──────── Data for this exercise

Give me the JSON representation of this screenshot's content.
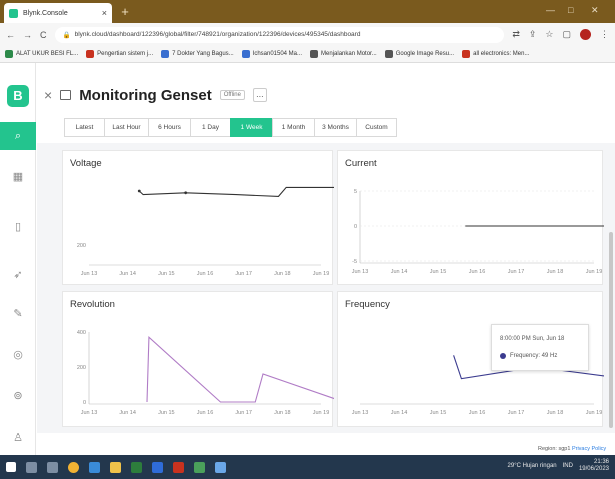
{
  "browser": {
    "tab_title": "Blynk.Console",
    "url": "blynk.cloud/dashboard/122396/global/filter/748921/organization/122396/devices/495345/dashboard",
    "bookmarks": [
      "ALAT UKUR BESI FL...",
      "Pengertian sistem j...",
      "7 Dokter Yang Bagus...",
      "Ichsan01504 Ma...",
      "Menjalankan Motor...",
      "Google Image Resu...",
      "all electronics: Men..."
    ]
  },
  "app": {
    "logo": "B",
    "device_title": "Monitoring Genset",
    "badge": "Offline",
    "more": "..."
  },
  "ranges": [
    {
      "label": "Latest",
      "active": false
    },
    {
      "label": "Last Hour",
      "active": false
    },
    {
      "label": "6 Hours",
      "active": false
    },
    {
      "label": "1 Day",
      "active": false
    },
    {
      "label": "1 Week",
      "active": true
    },
    {
      "label": "1 Month",
      "active": false
    },
    {
      "label": "3 Months",
      "active": false
    },
    {
      "label": "Custom",
      "active": false
    }
  ],
  "charts": {
    "voltage": "Voltage",
    "current": "Current",
    "revolution": "Revolution",
    "frequency": "Frequency"
  },
  "chart_data": [
    {
      "type": "line",
      "title": "Voltage",
      "x": [
        "Jun 13",
        "Jun 14",
        "Jun 15",
        "Jun 16",
        "Jun 17",
        "Jun 18",
        "Jun 19"
      ],
      "y_ticks": [
        200
      ],
      "series": [
        {
          "values": [
            [
              1.3,
              230
            ],
            [
              1.4,
              228
            ],
            [
              2.5,
              229
            ],
            [
              3.8,
              228
            ],
            [
              4.9,
              227
            ],
            [
              5.1,
              232
            ],
            [
              6.4,
              232
            ],
            [
              6.5,
              197
            ]
          ]
        }
      ],
      "color": "#333333"
    },
    {
      "type": "line",
      "title": "Current",
      "x": [
        "Jun 13",
        "Jun 14",
        "Jun 15",
        "Jun 16",
        "Jun 17",
        "Jun 18",
        "Jun 19"
      ],
      "y_ticks": [
        5,
        0,
        -5
      ],
      "series": [
        {
          "values": [
            [
              2.7,
              0
            ],
            [
              6.5,
              0
            ]
          ]
        }
      ],
      "color": "#333333"
    },
    {
      "type": "line",
      "title": "Revolution",
      "x": [
        "Jun 13",
        "Jun 14",
        "Jun 15",
        "Jun 16",
        "Jun 17",
        "Jun 18",
        "Jun 19"
      ],
      "y_ticks": [
        400,
        200,
        0
      ],
      "series": [
        {
          "values": [
            [
              1.5,
              0
            ],
            [
              1.55,
              370
            ],
            [
              3.4,
              0
            ],
            [
              4.3,
              0
            ],
            [
              4.5,
              160
            ],
            [
              6.6,
              0
            ]
          ]
        }
      ],
      "color": "#b07cc6"
    },
    {
      "type": "line",
      "title": "Frequency",
      "x": [
        "Jun 13",
        "Jun 14",
        "Jun 15",
        "Jun 16",
        "Jun 17",
        "Jun 18",
        "Jun 19"
      ],
      "series": [
        {
          "values": [
            [
              2.4,
              49.6
            ],
            [
              2.6,
              49.0
            ],
            [
              4.5,
              49.3
            ],
            [
              6.8,
              49.0
            ]
          ]
        }
      ],
      "color": "#3b3b8f"
    }
  ],
  "tooltip": {
    "time": "8:00:00 PM Sun, Jun 18",
    "value": "Frequency: 49 Hz"
  },
  "footer": {
    "region": "Region: sgp1",
    "privacy": "Privacy Policy"
  },
  "taskbar": {
    "weather": "29°C Hujan ringan",
    "lang": "IND",
    "time": "21:36",
    "date": "19/06/2023"
  }
}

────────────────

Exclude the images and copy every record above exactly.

◆ Your response
Give me the JSON representation of this screenshot's content.
{
  "browser": {
    "tab_title": "Blynk.Console",
    "url": "blynk.cloud/dashboard/122396/global/filter/748921/organization/122396/devices/495345/dashboard",
    "bookmarks": [
      "ALAT UKUR BESI FL...",
      "Pengertian sistem j...",
      "7 Dokter Yang Bagus...",
      "Ichsan01504 Ma...",
      "Menjalankan Motor...",
      "Google Image Resu...",
      "all electronics: Men..."
    ]
  },
  "app": {
    "logo": "B",
    "device_title": "Monitoring Genset",
    "badge": "Offline",
    "more": "..."
  },
  "ranges": [
    {
      "label": "Latest",
      "active": false
    },
    {
      "label": "Last Hour",
      "active": false
    },
    {
      "label": "6 Hours",
      "active": false
    },
    {
      "label": "1 Day",
      "active": false
    },
    {
      "label": "1 Week",
      "active": true
    },
    {
      "label": "1 Month",
      "active": false
    },
    {
      "label": "3 Months",
      "active": false
    },
    {
      "label": "Custom",
      "active": false
    }
  ],
  "charts": {
    "voltage": "Voltage",
    "current": "Current",
    "revolution": "Revolution",
    "frequency": "Frequency"
  },
  "chart_data": [
    {
      "type": "line",
      "title": "Voltage",
      "x": [
        "Jun 13",
        "Jun 14",
        "Jun 15",
        "Jun 16",
        "Jun 17",
        "Jun 18",
        "Jun 19"
      ],
      "y_ticks": [
        200
      ],
      "series": [
        {
          "values": [
            [
              1.3,
              230
            ],
            [
              1.4,
              228
            ],
            [
              2.5,
              229
            ],
            [
              3.8,
              228
            ],
            [
              4.9,
              227
            ],
            [
              5.1,
              232
            ],
            [
              6.4,
              232
            ],
            [
              6.5,
              197
            ]
          ]
        }
      ],
      "color": "#333333"
    },
    {
      "type": "line",
      "title": "Current",
      "x": [
        "Jun 13",
        "Jun 14",
        "Jun 15",
        "Jun 16",
        "Jun 17",
        "Jun 18",
        "Jun 19"
      ],
      "y_ticks": [
        5,
        0,
        -5
      ],
      "series": [
        {
          "values": [
            [
              2.7,
              0
            ],
            [
              6.5,
              0
            ]
          ]
        }
      ],
      "color": "#333333"
    },
    {
      "type": "line",
      "title": "Revolution",
      "x": [
        "Jun 13",
        "Jun 14",
        "Jun 15",
        "Jun 16",
        "Jun 17",
        "Jun 18",
        "Jun 19"
      ],
      "y_ticks": [
        400,
        200,
        0
      ],
      "series": [
        {
          "values": [
            [
              1.5,
              0
            ],
            [
              1.55,
              370
            ],
            [
              3.4,
              0
            ],
            [
              4.3,
              0
            ],
            [
              4.5,
              160
            ],
            [
              6.6,
              0
            ]
          ]
        }
      ],
      "color": "#b07cc6"
    },
    {
      "type": "line",
      "title": "Frequency",
      "x": [
        "Jun 13",
        "Jun 14",
        "Jun 15",
        "Jun 16",
        "Jun 17",
        "Jun 18",
        "Jun 19"
      ],
      "series": [
        {
          "values": [
            [
              2.4,
              49.6
            ],
            [
              2.6,
              49.0
            ],
            [
              4.5,
              49.3
            ],
            [
              6.8,
              49.0
            ]
          ]
        }
      ],
      "color": "#3b3b8f"
    }
  ],
  "tooltip": {
    "time": "8:00:00 PM Sun, Jun 18",
    "value": "Frequency: 49 Hz"
  },
  "footer": {
    "region": "Region: sgp1",
    "privacy": "Privacy Policy"
  },
  "taskbar": {
    "weather": "29°C Hujan ringan",
    "lang": "IND",
    "time": "21:36",
    "date": "19/06/2023"
  }
}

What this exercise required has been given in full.